By the time I’d bought two new tyres, resolving yesterday’s catastrophic shredding, and devoured a gigantic breakfast, it was midday, making it one of the more leisurely starts of my Tour Aotearoa. This was fine by me, however. I was planning on camping tonight so there was no rush to get there and after a morning of heavy rain, the rain stopped just as I rolled my bike from the hotel. Despite the overcast skies, from Greymouth’s location on a low-lying coastal plain beside the sea, I could see the distant snow-capped summits of the Southern Alps. Their grandeur seemed to beckon me towards them and I obeyed, looking forward to riding amongst these giant mountains.

Today’s ride was on the West Coast Wilderness Trail with 120 kilometres of off-road riding towards the village of Ross. I felt anxious after yesterday’s drama and was still reliving the horrors of fallen trees and overflowing rivers. You can imagine my delight, then, to discover this trail was the opposite end of the spectrum. The trails were well-maintained and regularly signposted with bright orange arrows that were visible from a great distance. I later learned the West Coast Wilderness Trail is marketed as one of the country’s smoothest and most accessible cycle trails, and I’d soon made up for my late start.

Smooth and accessible, yes, but that’s not to say it was boring. Smooth trails guided me through a pristine wilderness, of rugged coastal stretches and native rainforest. This trail runs along the alpine fault which is considered one of the world’s major geological features, forming the dynamic boundary between the Australian and the Pacific tectonic plates, which carves across New Zealand’s South Island for 650 kilometres. Where these plates collide, they form ‘the longest straight line on earth’, with the uprising of the Southern Alps, meaning to my left I had a vista of jaw-dropping mountains, and to my right the coast. The easy riding trails ensured I could focus on these absorbing landscapes, rather than staring a few metres beyond my front wheel with an intense focus. Once again, luck was on my side as the trail had only reopened the day before after several days of rain-forced closures, and I had the trail to myself.

I’d seen many signs advertising Cowboy Paradise; my curiosity got the better of me so I leant my bike against the wooden fence and headed in. I couldn’t escape the sensation I’d cycled into the Wild West as a cowboy greeted me, his face shaded by his oversized hat, and standing against a backdrop of posters supporting Donald Trump. I love the interesting people you meet on a bike tour, people you don’t meet in ordinary walks of life.
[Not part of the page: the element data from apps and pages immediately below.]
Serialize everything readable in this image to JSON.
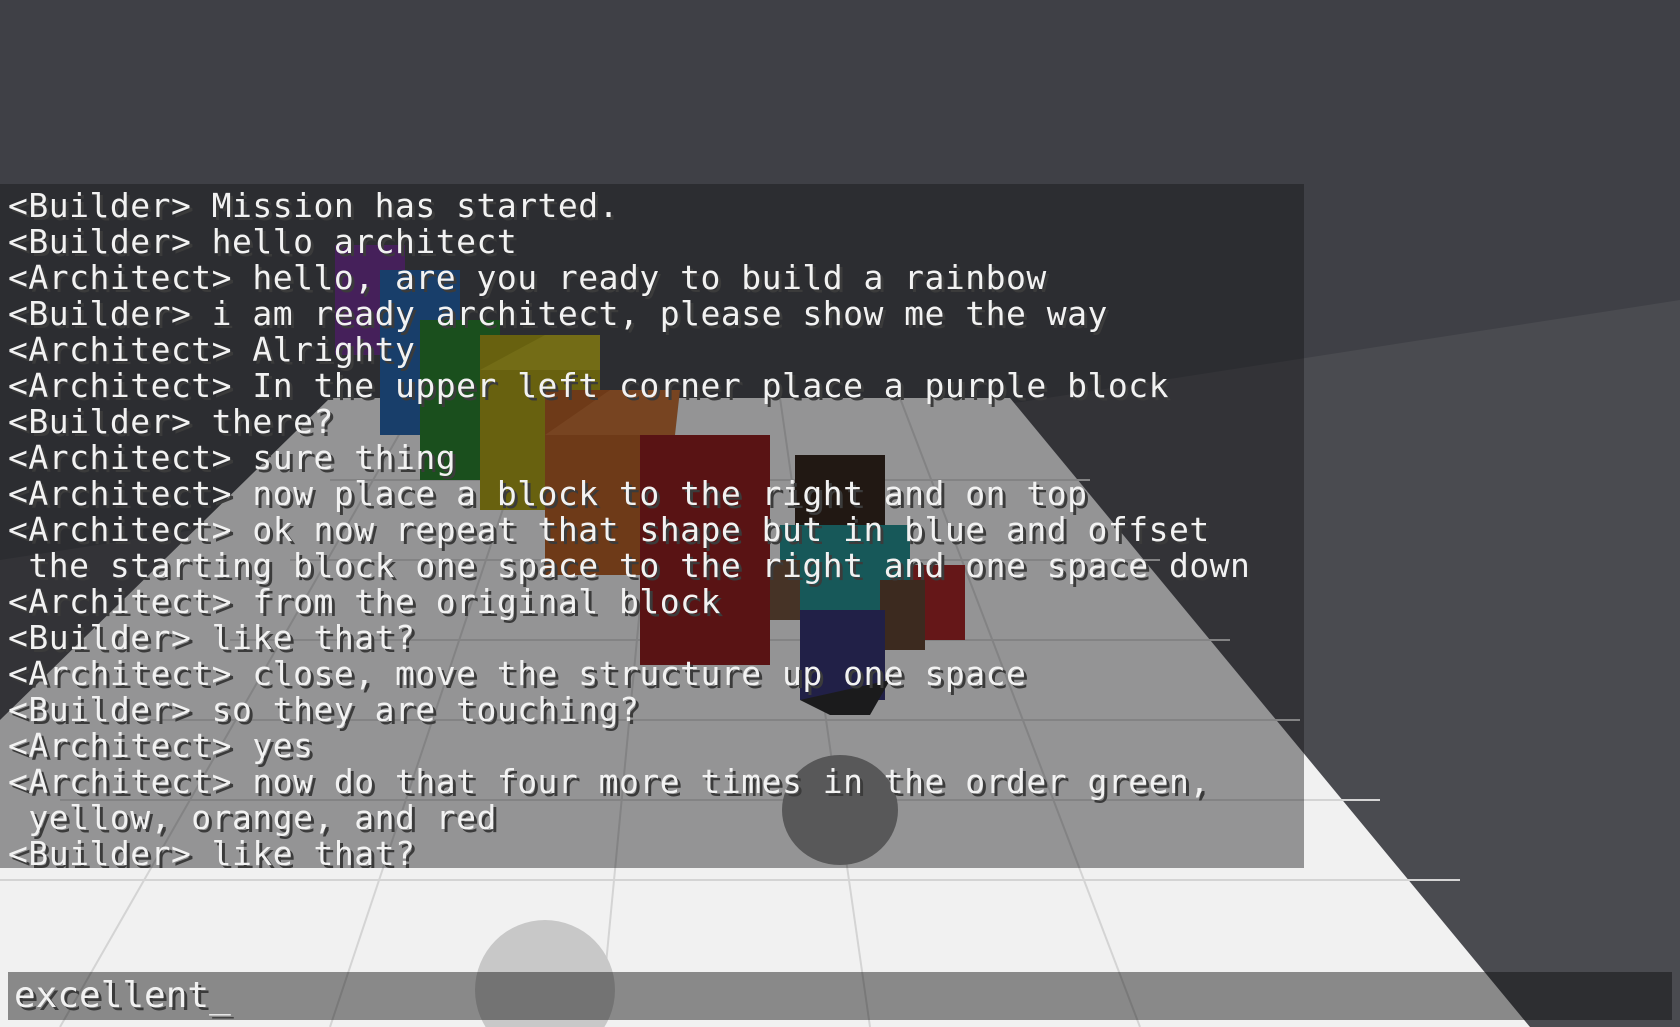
{
  "chat": {
    "lines": [
      "<Builder> Mission has started.",
      "<Builder> hello architect",
      "<Architect> hello, are you ready to build a rainbow",
      "<Builder> i am ready architect, please show me the way",
      "<Architect> Alrighty",
      "<Architect> In the upper left corner place a purple block",
      "<Builder> there?",
      "<Architect> sure thing",
      "<Architect> now place a block to the right and on top",
      "<Architect> ok now repeat that shape but in blue and offset",
      " the starting block one space to the right and one space down",
      "<Architect> from the original block",
      "<Builder> like that?",
      "<Architect> close, move the structure up one space",
      "<Builder> so they are touching?",
      "<Architect> yes",
      "<Architect> now do that four more times in the order green,",
      " yellow, orange, and red",
      "<Builder> like that?"
    ]
  },
  "input": {
    "value": "excellent",
    "cursor": "_"
  },
  "colors": {
    "sky": "#3f4046",
    "floor_light": "#f4f4f4",
    "purple": "#6a2a8c",
    "blue": "#1d5ea8",
    "green": "#1f7a24",
    "yellow": "#a59a0c",
    "orange": "#b0561b",
    "red": "#8c1414"
  }
}
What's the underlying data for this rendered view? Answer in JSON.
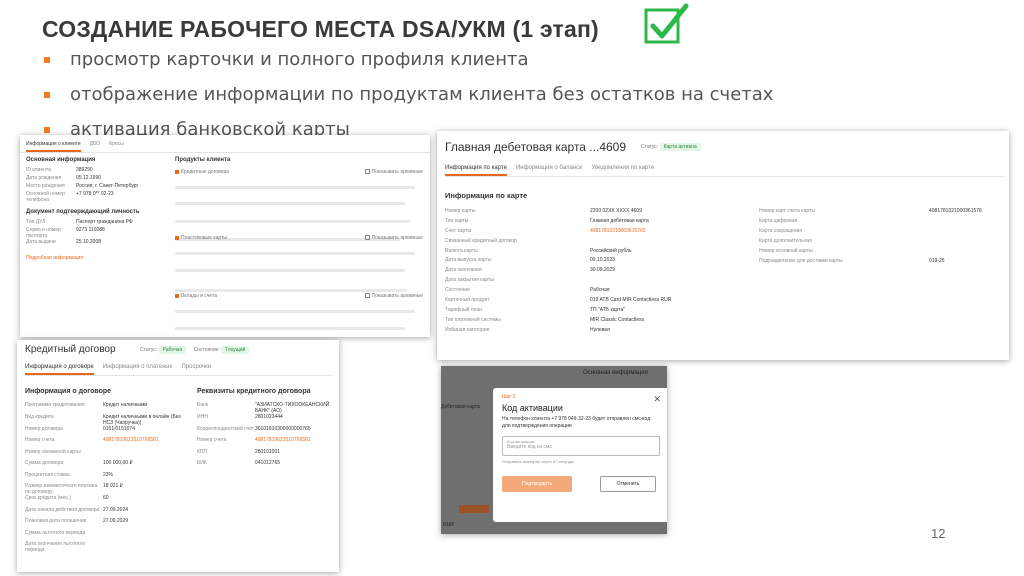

The Cowboy paradise was a unique venue offering accommodation and dining with a private gun range, a pole dancing stage, and hosting sporting duels. I removed my helped to pose with a cowboy hat and then set off, chuckling to myself about the unpredictability of my life right now; you never know what’s around the next corner.

After a great day on the bike, the sky began to crackle with threatening thunderstorms, and it seemed foolish to stick to my plans to camp. I’ve learned during this journey that the most important attitude on a bike tour is to be flexible. Even the best-made plans can come unstuck by other opportunities or the wild nature such as I’ve encountered on the South Island. I checked into a motel and enjoyed falling asleep to the melody of rain lashing against the window and thunderclaps sounding overhead.